▶ THE PROBLEM:
Copy out every line holding the string "this" from the records below.

·····

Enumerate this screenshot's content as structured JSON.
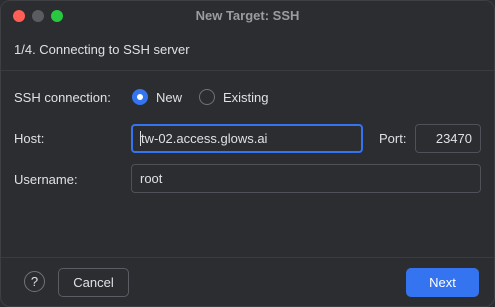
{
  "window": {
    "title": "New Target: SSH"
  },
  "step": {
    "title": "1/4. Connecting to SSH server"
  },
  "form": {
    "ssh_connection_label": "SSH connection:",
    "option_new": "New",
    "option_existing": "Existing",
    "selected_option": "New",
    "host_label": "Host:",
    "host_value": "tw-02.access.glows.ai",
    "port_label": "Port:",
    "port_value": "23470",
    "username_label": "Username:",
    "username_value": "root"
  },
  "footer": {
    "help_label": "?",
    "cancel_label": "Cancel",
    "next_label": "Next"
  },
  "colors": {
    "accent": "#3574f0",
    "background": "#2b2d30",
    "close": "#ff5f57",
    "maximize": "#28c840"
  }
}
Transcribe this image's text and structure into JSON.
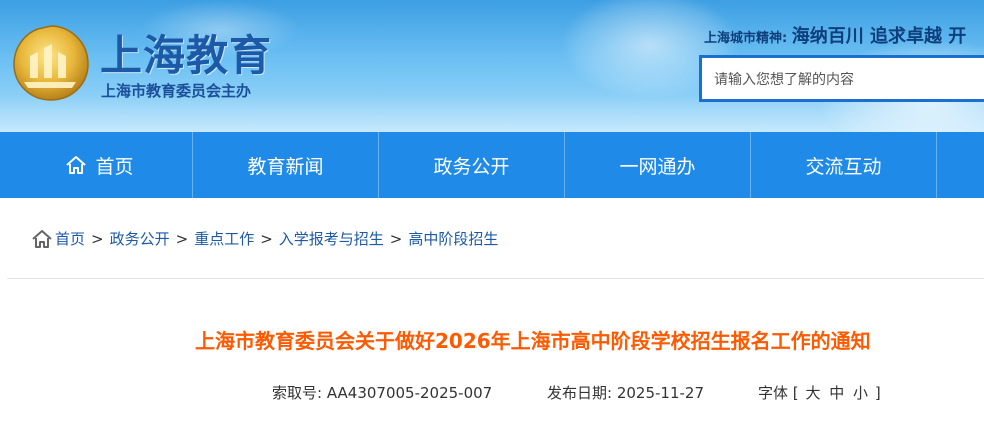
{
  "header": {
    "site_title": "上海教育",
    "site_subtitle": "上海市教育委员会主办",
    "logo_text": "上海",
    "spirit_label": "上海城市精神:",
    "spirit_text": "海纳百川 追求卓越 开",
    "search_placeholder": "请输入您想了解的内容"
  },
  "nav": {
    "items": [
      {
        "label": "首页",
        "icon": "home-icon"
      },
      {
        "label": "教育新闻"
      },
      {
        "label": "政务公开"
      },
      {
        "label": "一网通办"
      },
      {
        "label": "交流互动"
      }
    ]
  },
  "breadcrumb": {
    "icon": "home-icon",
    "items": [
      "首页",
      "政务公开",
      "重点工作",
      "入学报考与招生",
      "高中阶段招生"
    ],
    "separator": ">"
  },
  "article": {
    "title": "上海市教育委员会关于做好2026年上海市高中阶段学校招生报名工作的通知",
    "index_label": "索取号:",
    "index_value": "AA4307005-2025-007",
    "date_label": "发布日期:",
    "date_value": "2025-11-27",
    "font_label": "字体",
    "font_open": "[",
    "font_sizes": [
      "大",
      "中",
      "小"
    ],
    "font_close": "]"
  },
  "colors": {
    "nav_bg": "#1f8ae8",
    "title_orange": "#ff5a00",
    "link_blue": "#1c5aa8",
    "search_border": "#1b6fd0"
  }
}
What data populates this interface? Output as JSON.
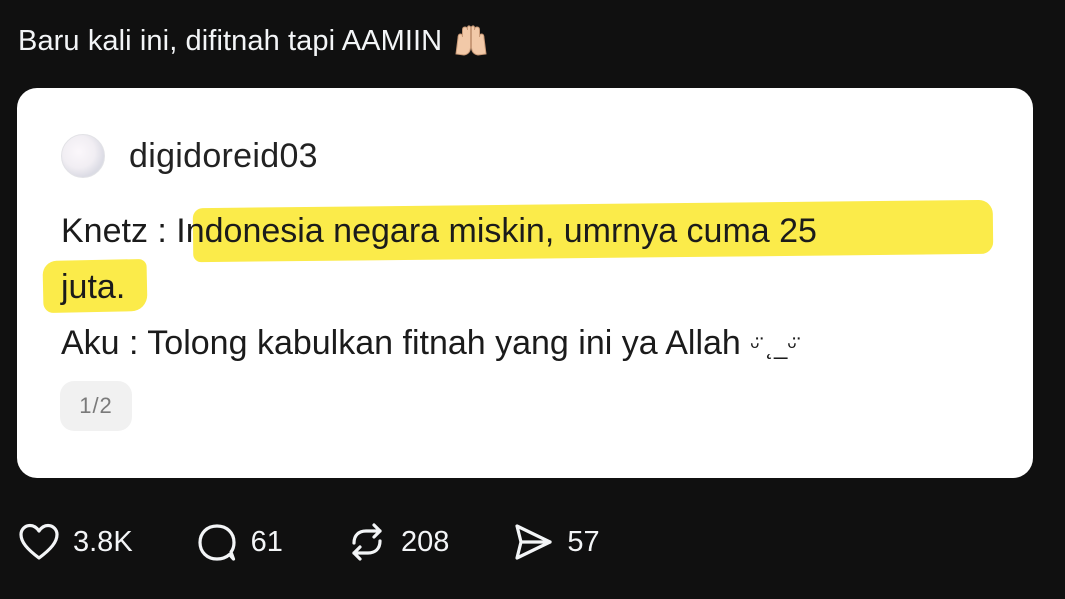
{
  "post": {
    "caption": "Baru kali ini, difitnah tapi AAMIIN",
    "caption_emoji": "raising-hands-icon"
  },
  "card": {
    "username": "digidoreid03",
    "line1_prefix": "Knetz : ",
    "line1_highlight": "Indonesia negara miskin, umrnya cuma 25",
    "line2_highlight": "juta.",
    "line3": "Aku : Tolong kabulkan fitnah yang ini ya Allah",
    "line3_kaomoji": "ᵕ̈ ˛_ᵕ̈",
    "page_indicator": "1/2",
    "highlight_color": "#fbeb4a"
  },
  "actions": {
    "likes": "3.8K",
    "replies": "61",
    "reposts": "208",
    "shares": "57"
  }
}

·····

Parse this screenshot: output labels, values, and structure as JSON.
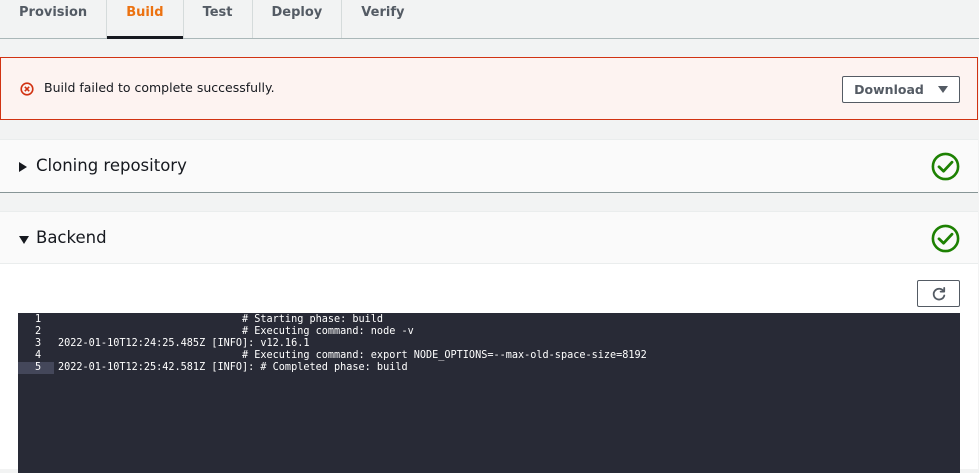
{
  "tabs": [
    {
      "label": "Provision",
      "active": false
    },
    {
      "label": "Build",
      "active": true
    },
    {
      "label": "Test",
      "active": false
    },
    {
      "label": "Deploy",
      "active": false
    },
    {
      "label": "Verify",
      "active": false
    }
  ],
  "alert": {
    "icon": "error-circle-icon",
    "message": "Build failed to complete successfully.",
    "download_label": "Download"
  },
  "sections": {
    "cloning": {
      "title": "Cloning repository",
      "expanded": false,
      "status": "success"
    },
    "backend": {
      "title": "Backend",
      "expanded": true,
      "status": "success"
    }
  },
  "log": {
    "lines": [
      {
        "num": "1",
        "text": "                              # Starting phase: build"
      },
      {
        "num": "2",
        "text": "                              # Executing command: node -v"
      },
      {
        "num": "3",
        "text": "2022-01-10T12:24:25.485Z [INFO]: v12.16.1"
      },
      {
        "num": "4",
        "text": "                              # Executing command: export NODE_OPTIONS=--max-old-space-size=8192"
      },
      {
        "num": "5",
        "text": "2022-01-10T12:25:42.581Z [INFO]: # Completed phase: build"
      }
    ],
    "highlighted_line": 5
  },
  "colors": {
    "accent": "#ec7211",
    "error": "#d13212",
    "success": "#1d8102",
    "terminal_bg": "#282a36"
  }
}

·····

▶ OUTPUT BELOW:
Enumerate this screenshot's content as structured JSON.
Transcribe this image's text and structure into JSON.
What data populates this interface? Output as JSON.
Parse this screenshot: output labels, values, and structure as JSON.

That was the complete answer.